ISLAMABAD - A Senate committee Tuesday proposed anyone falsely accusing someone of blasphemy should be subjected to the same level of punishment as a person convicted of blasphemy.

The Senate Functional Committee on Human Rights drafted proposals after several reports about the alleged misuse of blasphemy law in the country.

“Anyone falsely accusing someone of blasphemy should be subjected to the same punishment as a person convicted of blasphemy,” the committee said in draft recommendations.

Blasphemy laws were introduced by former military dictator Ziaul Haq in 1980s and the maximum punishment under the laws is death. The laws do not provide punishment for false accusation, but it is given in Pakistan Penal Code, which is maximum six-month imprisonment or a fine of Rs 1,000.

The committee also suggested a person interested in getting a blasphemy case registered at a police station should have to bring two witnesses in support of his charges.

Earlier, the Islamabad High Court in October had suggested parliament to enhance punishment for those misusing the blasphemy laws.

The Interior Ministry last month submitted a draft of proposed amendments which recommended that punishments for a false accusation of blasphemy should be the same as the punishment for whom he actually commits blasphemy.

The committee also forwarded three recommendations to Council of Islamic Ideology (CII) for their comments on misuse of blasphemy law.

The Senate committee also proposed simplifying the procedure for filing mercy petitions against death penalties with the President aimed at providing relief on humanitarian grounds.

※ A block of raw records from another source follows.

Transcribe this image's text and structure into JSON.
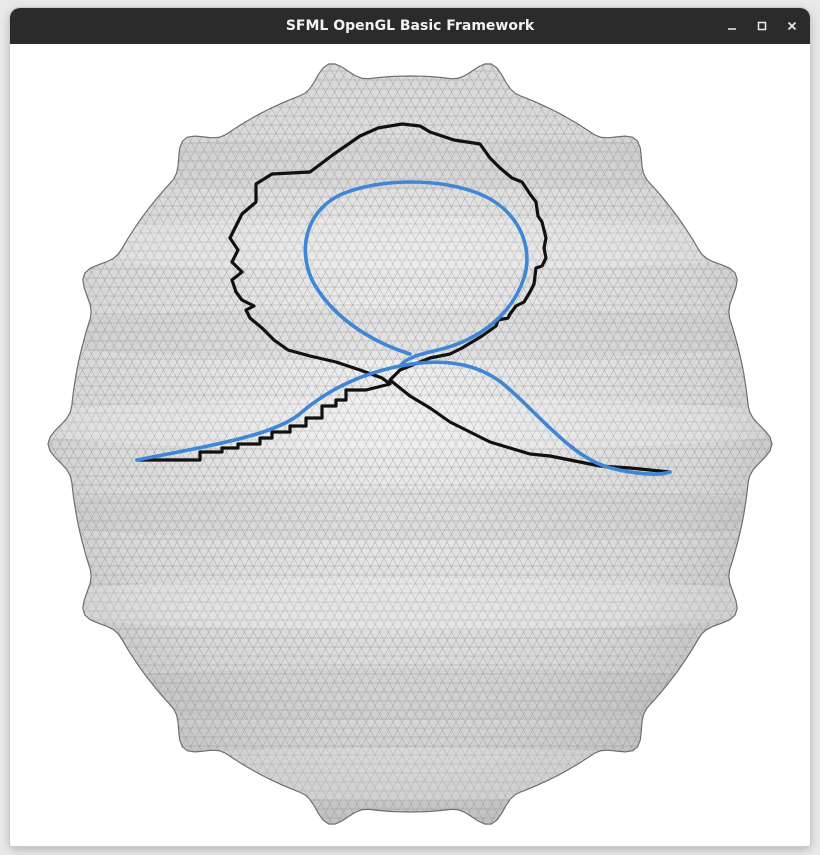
{
  "window": {
    "title": "SFML OpenGL Basic Framework",
    "controls": {
      "minimize": "minimize-icon",
      "maximize": "maximize-icon",
      "close": "close-icon"
    }
  },
  "scene": {
    "background_color": "#ffffff",
    "mesh_fill_color": "#dcdcdc",
    "mesh_line_color": "#8a8a8a",
    "curves": [
      {
        "name": "black-path",
        "color": "#111111"
      },
      {
        "name": "blue-path",
        "color": "#3f86d6"
      }
    ]
  }
}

The committee also asked for forming an executive committee with the representation of all stakeholders, including National Commission for Human Rights, Ministry of Law and Justice and Ministry of Human Rights, to see the complaints before sending those to the President.

The committee which met here with Senator Nasreen Jalil in the chair recommended that a person who forwards the application on behalf of the sentenced person should clearly define the reasons on which the plea has been filed.

An official of National Commission for Human Rights (NCHR) briefed the committee that the applications are prepared by the police officials, but the relevant documents, including medical and judicial records to support the request, are not being annexed, which results in rejection of the plea.

The committee was further informed that in case of rejection, law gives the provision that another plea could be filed within seven days on fresh grounds, adding that the causes of refusal are not usually mentioned in the order, which create problems for the applicant.

NCHR member Muhammad Shafiq stated 27 cases of death penalty are still pending. Discussing the Juvenile cases, the committee was informed that under the latest legislation, age of the child should be determined at the time of the filing of a case to avoid any complication at a later stage. The committee was informed that a new law has been passed by the National Assembly, which will soon be tabled in the Senate.

The committee also recommended the cases of around 40 accused apprehended in the Youhanabad church incident in Lahore three years ago should be transferred from anti-terrorism court to other routine courts.

The meeting was attended by senators Farhat Ullah Baber, Mufti Abdus Sattar, Muhammad Mohsin Khan Leghari and Mir Kabir Ahmed Muhammad Shahi, officials of Punjab police, representative of National Commission for Human Rights and officials of ministries of human rights and law and justice.